So what patterns can we glean from the other film honors presented Sunday?
Earlier in the week, Meryl Streep pulled a kind of Tonya Harding move on Emma Thompson at the National Board of Review dinner. Streep, who is campaigning this season for August: Osage County, agreed to present the best actress award to Thompson for Saving Mr. Banks, a film about Walt Disney’s combative relationship with Mary Poppins author P.L. Travers. Streep’s willingness to do this was seen as a shockingly magnanimous gesture, considering she is competing against Thompson in the same category this season.
Then in her remarks, Streep savaged the legacy of Walt Disney — remarks that were at first widely cheered for their boldness, and then later painfully and thoroughly debunked. It happened just as fears within the August: Osage County camp reached their peak that Streep — who has a record 17 Oscar nominations, and three wins — was falling out of the Best Actress race amid broad ambivalence toward the film.
Listen, all y’all, was it sabotage? Only Streep knows for sure. But her comedy/musical actress defeat at the Globes to American Hustle‘s Amy Adams — the actress most likely to take her slot in the Academy race — shows Streep has reason to be nervous and desperate. Thompson didn’t win either, of course, but her place on the nominee list is much more assured, along with Judi Dench for Philomena, and Cate Blanchett for Blue Jasmine, and Sandra Bullock for Gravity.
Blanchett won the Globe for dramatic actress, and remains the frontrunner for the Best Actress Oscar.
Another iconic performer in danger of dropping off the Oscar list is Robert Redford for the seafaring survival drama All Is Lost, and although he was rumored to have a strong shot at the Globe win for dramatic actor, he lost the trophy to Matthew McConaughey for Dallas Buyers Club, which has been out for months, but is just now seeing a groundswell of support build around it. A charming and funny speech by McConaughey also helped his cause. Meanwhile, Redford — who hasn’t been out much on the campaign trail — missed out on a key chance to make an impression.

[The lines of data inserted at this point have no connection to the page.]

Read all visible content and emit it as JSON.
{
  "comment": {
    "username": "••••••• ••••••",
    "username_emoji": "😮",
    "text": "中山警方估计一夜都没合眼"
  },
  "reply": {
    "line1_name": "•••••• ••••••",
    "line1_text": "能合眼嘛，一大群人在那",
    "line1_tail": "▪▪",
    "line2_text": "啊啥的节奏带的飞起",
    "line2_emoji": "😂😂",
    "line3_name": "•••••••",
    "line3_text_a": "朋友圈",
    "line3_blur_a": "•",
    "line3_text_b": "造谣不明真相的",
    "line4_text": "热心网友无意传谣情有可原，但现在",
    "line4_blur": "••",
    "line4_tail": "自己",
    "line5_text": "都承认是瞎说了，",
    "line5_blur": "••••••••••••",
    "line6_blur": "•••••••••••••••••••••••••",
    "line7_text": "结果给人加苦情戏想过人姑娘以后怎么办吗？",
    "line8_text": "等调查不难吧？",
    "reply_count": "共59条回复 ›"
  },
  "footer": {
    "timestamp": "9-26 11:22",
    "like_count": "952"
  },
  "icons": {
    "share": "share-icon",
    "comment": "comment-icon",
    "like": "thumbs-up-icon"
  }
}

Leonardo DiCaprio won the comedy/musical actor award, which doesn’t necessarily mean much for the Oscar race — he’s a latecomer, and The Wolf of Wall Street is an extremely divisive movie among Academy members. But if anyone can take Redford’s spot, it might be him. The Globes ceremony might be considered an Oscar wake-up call for Redford, but there’s not much he can do about it now. With nominations voting closed, he’s already either in or out.
Jared Leto’s depiction of a charismatic transgender prostitute in Dallas Buyers Club made him the frontrunner for the supporting actor Oscar, and after his win at the Globes he still is. That’s the thing about being a front-runner — you’re expected to win everything. The race only starts to change if you don’t.
Jennifer Lawrence’s Globe might create the impression she is also well ahead of the pack in the supporting actress race. She stands a good shot, even though there’s a lot of enthusiasm in the Academy for Nyong’o. If Lawrence keeps up the momentum, she could easily find herself with back to back Academy wins after claiming Best Actress last year for Silver Linings Playbook.
EW’s PRIZEFIGHTER SCORE CARD
Earlier in the week, I published a list of predictions for the Globes — and in this game I think it’s always nice to stay accountable. So how’d I do?
Out of 14 movie categories, I got nine correct. But out of the five I missed, I correctly listed the eventual winner as the “Possible Surprise” in four of them. I was completely wrong only in one category — original score.
In the Best Film races, I got American Hustle right for musical/comedy, but in drama thought Gravity would win over 12 Years a Slave.
Given how inscrutable the HFPA can be, I’ll take it.
For more on the Oscars:
12 Years a Slave